IT IS not strange that the East and South should have so frequently found themselves in opposition on public questions, for their industries, products, climate and traditions were different. Moreover, the leaders of thought in either section had little personal knowledge of the other section, and more of them had been to Europe than had travelled extensively in their own country. The prejudice of the East against the South and of the South against the East was thus based partly upon ignorance.
"A human life, I think," says George Eliot, "should be well rooted in some spot of a native land, where it may get the love of tender kinship for the face of earth." Such a kinship existed for Americans of the time of which we are writing to an extraordinary degree, for they were nearly all countrymen. It existed especially for the Virginians, whose family associations tied them to their plantations. There their fathers had lived, and there they expected their sons to live. They constituted a landed aristocracy, a privileged order which governed the State.

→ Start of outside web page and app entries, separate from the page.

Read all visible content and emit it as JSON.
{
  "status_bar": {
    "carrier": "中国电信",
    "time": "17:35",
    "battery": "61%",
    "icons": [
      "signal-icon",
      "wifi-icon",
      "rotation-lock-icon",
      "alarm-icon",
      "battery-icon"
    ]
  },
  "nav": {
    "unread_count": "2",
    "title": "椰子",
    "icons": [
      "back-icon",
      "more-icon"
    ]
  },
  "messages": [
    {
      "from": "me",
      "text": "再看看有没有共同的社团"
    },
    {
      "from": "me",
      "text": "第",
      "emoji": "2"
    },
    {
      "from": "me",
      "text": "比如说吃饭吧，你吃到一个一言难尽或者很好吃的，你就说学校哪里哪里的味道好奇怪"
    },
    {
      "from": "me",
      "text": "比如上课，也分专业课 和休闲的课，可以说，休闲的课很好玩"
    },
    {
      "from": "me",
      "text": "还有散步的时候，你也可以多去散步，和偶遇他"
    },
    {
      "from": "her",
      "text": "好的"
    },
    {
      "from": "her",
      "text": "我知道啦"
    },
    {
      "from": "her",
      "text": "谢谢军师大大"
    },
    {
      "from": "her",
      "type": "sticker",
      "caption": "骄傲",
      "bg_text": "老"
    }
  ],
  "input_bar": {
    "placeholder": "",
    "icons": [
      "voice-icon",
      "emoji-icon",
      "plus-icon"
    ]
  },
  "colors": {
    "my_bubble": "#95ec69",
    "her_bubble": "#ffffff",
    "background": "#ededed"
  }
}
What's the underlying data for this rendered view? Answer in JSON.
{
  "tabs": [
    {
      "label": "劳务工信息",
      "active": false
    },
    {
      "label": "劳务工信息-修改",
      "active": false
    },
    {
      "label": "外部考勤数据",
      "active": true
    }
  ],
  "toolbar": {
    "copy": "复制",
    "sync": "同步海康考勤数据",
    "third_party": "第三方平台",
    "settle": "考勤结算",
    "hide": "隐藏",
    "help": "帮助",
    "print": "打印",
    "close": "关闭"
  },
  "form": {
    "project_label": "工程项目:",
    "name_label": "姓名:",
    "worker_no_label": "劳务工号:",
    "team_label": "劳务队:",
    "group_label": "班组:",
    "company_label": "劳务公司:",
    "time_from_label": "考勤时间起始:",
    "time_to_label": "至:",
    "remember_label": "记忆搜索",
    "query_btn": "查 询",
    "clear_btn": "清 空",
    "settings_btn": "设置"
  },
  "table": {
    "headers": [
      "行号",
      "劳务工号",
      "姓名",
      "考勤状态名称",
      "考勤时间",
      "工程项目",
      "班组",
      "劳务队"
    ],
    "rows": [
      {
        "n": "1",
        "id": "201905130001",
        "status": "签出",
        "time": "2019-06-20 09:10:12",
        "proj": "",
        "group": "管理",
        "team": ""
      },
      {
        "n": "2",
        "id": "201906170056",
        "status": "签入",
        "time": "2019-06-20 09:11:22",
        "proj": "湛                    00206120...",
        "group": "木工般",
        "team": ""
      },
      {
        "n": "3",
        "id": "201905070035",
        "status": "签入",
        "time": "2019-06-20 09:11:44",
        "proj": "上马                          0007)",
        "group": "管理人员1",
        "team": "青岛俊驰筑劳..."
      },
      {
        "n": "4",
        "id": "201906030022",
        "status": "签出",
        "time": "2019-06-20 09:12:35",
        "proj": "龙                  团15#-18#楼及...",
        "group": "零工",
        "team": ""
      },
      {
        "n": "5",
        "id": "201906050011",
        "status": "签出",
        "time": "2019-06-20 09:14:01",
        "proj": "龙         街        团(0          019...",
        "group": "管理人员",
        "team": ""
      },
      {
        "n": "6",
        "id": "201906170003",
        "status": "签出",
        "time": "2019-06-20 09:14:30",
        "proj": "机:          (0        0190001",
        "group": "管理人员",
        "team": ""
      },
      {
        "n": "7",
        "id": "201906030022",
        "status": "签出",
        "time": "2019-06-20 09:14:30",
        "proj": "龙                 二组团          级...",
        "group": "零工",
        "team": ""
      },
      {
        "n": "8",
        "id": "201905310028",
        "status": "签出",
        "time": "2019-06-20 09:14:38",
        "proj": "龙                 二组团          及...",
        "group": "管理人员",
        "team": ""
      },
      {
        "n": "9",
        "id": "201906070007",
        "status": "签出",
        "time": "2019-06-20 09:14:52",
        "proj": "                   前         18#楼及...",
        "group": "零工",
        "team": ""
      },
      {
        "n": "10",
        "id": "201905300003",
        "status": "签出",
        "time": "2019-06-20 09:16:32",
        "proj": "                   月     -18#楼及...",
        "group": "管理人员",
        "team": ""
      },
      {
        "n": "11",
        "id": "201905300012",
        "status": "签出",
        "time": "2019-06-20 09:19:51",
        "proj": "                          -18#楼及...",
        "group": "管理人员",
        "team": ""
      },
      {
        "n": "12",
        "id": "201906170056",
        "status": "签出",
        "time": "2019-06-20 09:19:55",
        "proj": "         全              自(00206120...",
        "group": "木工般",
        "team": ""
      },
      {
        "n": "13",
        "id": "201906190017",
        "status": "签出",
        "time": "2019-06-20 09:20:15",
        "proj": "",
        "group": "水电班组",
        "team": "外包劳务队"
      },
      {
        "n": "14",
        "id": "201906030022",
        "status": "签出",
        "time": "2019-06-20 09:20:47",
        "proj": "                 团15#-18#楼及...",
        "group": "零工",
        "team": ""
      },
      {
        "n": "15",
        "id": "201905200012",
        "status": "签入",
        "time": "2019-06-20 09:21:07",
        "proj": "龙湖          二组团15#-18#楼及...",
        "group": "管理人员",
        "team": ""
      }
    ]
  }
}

Fine types of the class were Jefferson, Madison and Monroe, the two former with splendid inherited farms of baronial extent, and Monroe bending his energies to the establishment of a similar estate. It was after the parties formed in Congress and Jefferson became the leader of the Republicans, that the three Virginians made a league and became the three musqueteers of American public life. Henceforth they acted together on all questions and guarded each other's interests with perfect